- _EXERCISE DIRECTIONS_
From the entries below, work out how many lines contain the string "true"; answer with the number alone.

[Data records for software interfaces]
------------------------------------

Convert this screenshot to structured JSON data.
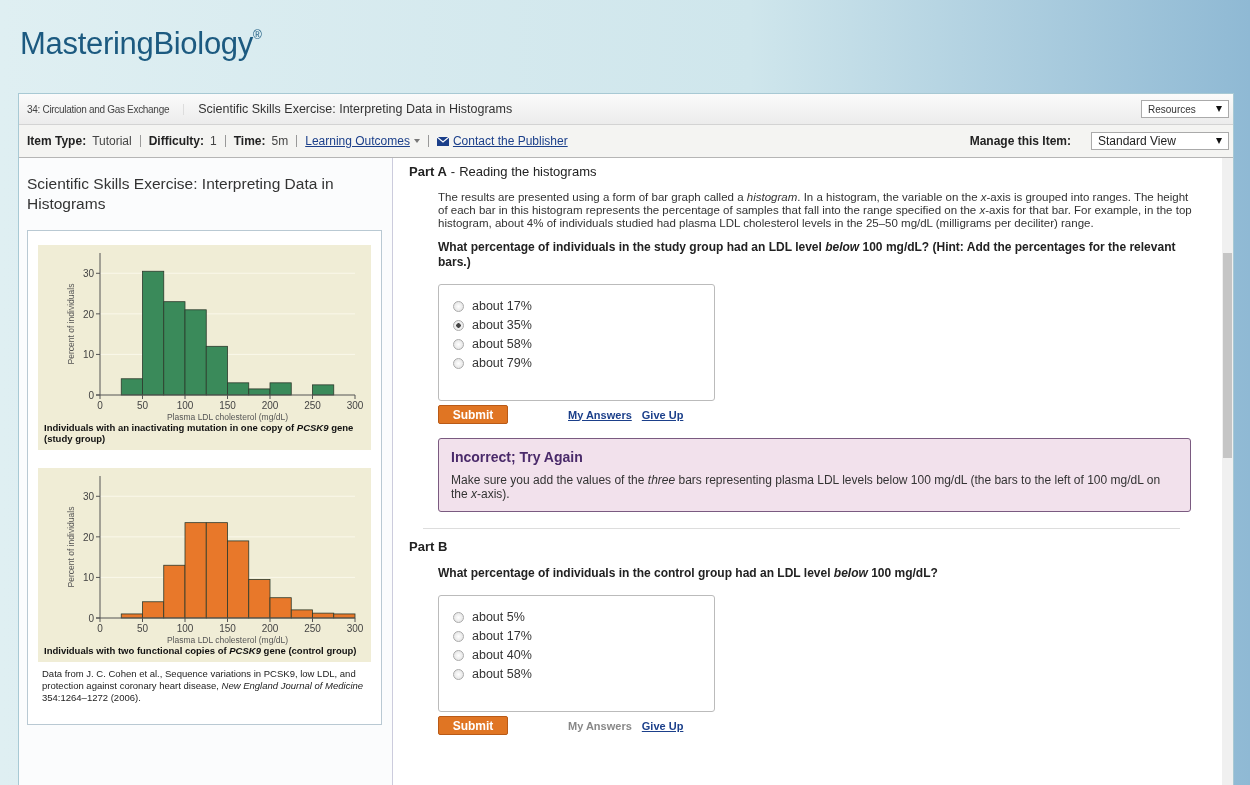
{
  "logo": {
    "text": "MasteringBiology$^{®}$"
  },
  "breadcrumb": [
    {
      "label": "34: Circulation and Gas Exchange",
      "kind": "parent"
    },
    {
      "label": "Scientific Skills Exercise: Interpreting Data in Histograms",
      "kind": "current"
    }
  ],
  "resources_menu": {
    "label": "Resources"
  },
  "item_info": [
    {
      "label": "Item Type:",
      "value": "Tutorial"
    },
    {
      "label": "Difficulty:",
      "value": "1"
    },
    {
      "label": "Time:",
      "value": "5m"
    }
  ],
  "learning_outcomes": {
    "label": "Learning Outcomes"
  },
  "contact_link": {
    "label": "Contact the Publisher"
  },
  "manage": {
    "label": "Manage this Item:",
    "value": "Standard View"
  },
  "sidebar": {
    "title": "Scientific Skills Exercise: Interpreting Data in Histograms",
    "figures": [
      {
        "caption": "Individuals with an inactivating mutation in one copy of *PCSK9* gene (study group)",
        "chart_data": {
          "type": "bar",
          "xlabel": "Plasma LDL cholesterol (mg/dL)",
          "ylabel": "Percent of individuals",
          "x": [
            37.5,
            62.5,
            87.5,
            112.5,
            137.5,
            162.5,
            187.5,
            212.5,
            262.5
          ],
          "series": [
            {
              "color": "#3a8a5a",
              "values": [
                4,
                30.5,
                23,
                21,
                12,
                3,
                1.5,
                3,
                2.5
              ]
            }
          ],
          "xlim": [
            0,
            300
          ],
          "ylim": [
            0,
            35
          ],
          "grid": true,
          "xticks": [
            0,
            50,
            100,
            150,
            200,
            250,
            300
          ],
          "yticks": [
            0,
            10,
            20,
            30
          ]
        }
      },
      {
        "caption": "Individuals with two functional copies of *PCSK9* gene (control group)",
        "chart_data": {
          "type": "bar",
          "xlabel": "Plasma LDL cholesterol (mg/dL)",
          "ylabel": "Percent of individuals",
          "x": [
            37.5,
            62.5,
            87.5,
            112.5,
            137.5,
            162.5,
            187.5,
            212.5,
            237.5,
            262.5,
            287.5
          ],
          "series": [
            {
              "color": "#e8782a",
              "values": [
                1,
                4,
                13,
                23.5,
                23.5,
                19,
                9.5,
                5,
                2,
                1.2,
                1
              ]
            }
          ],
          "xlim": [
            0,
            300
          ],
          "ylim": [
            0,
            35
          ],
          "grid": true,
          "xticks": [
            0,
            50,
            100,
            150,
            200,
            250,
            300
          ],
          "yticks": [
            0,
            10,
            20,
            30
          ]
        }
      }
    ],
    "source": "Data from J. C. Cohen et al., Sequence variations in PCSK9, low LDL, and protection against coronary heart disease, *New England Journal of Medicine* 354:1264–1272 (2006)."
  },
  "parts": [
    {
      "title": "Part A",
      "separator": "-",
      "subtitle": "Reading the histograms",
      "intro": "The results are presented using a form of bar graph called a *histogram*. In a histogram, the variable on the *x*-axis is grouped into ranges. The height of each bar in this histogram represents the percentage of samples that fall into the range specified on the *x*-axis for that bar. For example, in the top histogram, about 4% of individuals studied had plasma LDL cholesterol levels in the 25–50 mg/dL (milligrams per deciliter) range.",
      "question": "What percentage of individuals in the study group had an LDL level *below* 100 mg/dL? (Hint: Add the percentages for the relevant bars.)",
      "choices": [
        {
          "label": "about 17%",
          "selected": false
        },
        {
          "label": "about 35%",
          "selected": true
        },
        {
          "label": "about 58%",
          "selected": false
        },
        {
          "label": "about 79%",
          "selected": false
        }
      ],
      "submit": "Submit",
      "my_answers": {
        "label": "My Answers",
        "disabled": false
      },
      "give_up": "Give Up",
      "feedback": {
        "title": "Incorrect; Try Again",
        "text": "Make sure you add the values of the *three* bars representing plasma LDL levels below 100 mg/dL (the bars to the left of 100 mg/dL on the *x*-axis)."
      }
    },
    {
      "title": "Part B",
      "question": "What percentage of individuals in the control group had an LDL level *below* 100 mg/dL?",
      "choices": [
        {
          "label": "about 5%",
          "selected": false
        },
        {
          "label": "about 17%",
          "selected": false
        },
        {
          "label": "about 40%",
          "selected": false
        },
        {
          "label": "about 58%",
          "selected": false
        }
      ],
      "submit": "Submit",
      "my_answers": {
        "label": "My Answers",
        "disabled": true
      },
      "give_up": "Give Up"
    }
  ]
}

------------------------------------

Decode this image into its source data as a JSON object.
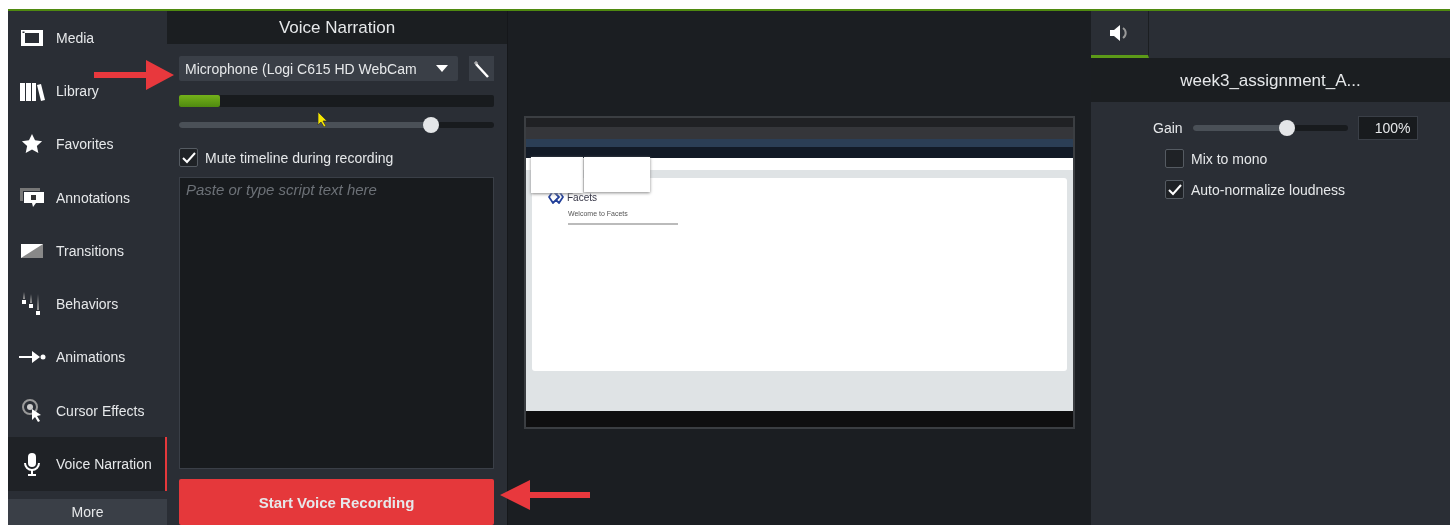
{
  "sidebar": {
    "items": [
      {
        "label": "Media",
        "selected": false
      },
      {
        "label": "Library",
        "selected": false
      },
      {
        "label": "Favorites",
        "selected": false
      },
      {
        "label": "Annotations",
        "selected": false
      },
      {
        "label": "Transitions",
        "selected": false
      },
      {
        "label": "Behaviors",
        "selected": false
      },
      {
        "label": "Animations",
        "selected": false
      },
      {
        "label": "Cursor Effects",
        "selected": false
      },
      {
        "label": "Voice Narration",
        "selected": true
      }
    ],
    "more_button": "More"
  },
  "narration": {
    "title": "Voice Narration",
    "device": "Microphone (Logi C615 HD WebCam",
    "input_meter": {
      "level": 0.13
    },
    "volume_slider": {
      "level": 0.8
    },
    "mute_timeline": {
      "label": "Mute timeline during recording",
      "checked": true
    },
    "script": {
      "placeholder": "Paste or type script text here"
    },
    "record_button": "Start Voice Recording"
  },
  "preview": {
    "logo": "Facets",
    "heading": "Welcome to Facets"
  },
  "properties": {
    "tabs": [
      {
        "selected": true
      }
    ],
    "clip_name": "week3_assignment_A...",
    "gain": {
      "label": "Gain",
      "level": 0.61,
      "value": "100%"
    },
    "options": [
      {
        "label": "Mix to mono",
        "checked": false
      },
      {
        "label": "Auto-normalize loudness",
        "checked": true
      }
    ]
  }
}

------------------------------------

- _RESPONSE BELOW_
8